=== Work instructions ===
Retrieve every line of the data holding the word "arrow".

=== Supplied data ===
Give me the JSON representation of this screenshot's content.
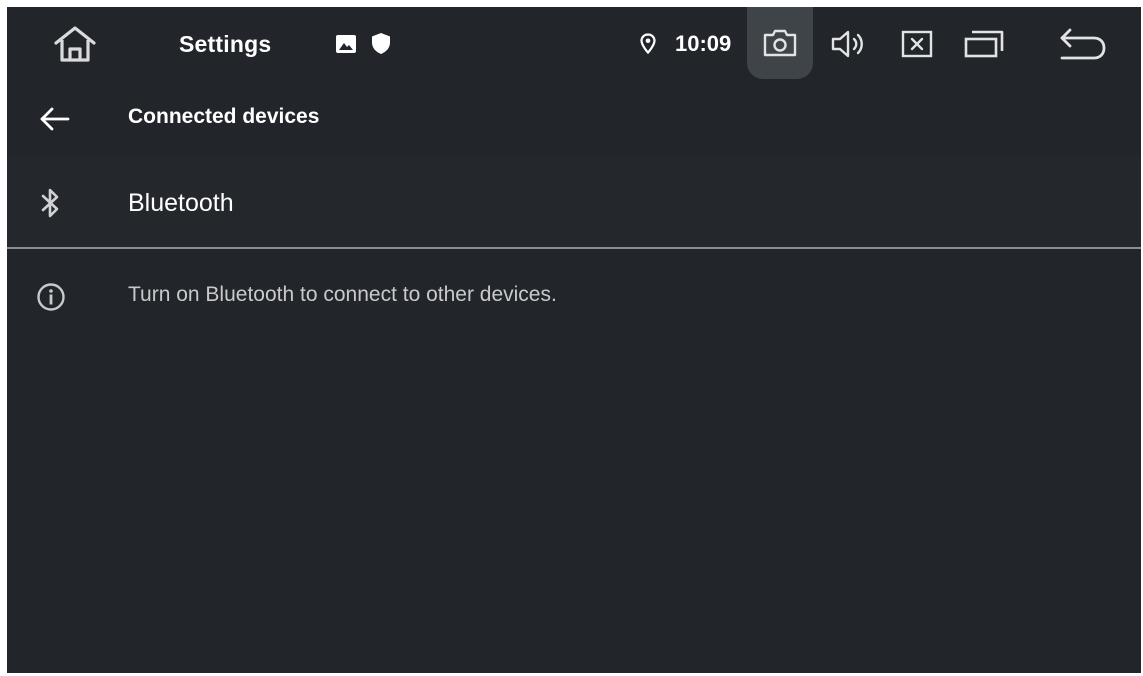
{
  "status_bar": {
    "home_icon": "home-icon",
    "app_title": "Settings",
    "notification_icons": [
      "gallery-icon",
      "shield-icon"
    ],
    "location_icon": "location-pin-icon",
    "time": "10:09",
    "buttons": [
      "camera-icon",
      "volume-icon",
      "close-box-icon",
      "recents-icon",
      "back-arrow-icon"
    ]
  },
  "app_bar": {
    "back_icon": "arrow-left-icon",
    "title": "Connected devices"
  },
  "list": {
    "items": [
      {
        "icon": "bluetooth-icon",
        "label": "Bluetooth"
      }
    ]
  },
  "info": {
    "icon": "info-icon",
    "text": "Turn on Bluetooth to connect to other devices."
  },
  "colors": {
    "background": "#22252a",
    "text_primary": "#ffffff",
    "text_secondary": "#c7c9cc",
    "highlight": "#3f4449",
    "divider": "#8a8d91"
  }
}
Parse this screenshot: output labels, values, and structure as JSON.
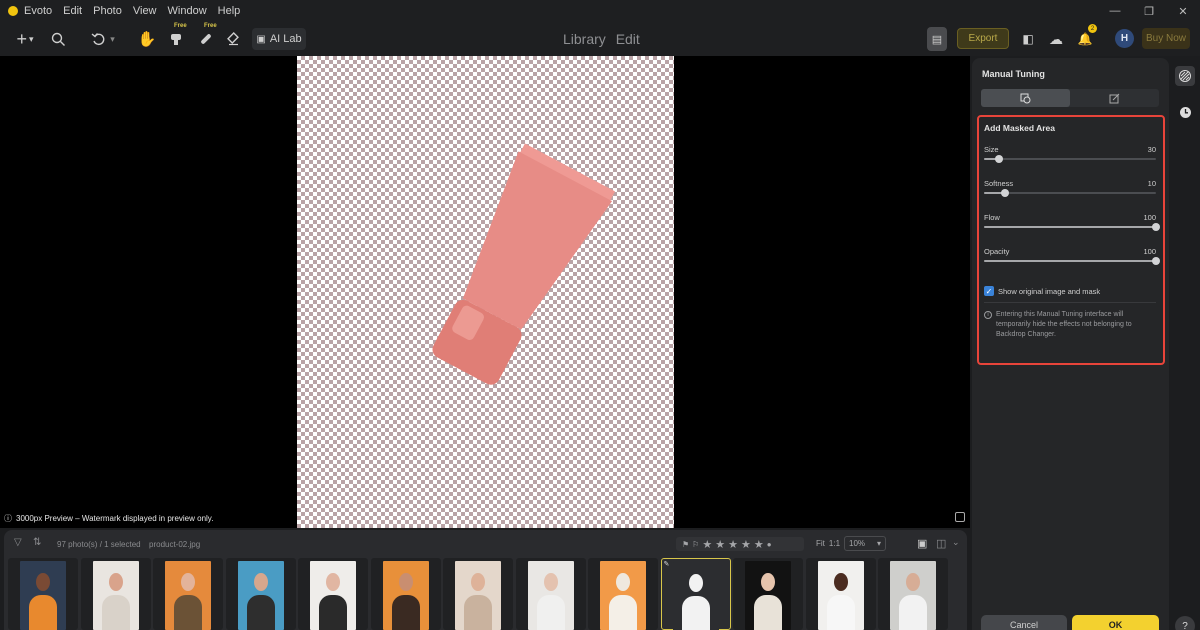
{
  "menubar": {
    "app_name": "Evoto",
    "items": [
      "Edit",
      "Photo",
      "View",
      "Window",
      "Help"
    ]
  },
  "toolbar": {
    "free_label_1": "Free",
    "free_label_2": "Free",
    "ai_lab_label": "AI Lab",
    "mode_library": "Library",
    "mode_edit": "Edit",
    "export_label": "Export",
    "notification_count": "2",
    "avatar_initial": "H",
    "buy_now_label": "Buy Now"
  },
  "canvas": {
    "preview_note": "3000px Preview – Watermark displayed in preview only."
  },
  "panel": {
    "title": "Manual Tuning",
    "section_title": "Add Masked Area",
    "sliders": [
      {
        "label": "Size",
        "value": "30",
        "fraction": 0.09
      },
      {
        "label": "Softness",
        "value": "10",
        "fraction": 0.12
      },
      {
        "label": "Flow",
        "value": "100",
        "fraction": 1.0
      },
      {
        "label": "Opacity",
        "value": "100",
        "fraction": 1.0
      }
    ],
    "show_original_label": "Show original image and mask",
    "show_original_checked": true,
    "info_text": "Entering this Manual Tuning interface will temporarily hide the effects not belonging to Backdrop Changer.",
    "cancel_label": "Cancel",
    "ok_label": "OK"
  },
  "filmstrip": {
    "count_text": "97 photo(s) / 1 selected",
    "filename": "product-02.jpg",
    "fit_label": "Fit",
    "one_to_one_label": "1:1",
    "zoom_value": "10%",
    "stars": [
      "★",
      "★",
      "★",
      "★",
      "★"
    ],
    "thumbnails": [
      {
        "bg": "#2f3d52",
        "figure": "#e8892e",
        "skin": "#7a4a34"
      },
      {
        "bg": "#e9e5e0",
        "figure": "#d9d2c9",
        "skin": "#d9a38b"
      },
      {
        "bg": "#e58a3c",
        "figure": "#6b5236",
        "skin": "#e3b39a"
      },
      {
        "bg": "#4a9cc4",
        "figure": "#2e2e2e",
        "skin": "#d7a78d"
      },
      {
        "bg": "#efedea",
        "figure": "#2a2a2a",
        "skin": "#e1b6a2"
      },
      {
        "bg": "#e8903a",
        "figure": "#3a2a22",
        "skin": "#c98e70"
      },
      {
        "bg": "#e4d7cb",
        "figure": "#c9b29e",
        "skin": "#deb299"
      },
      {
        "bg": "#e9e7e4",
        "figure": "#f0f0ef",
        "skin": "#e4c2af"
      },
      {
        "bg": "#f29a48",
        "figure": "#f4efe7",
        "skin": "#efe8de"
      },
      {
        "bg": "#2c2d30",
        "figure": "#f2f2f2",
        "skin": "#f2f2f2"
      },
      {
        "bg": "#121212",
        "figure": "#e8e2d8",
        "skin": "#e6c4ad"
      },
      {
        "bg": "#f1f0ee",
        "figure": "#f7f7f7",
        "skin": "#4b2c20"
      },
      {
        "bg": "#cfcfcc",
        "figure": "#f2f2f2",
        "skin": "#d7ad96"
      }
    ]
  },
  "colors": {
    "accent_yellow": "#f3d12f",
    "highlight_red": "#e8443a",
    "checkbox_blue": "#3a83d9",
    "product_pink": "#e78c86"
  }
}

=== Answer ===
      "back-arrow-icon"
    "back_icon": "arrow-left-icon",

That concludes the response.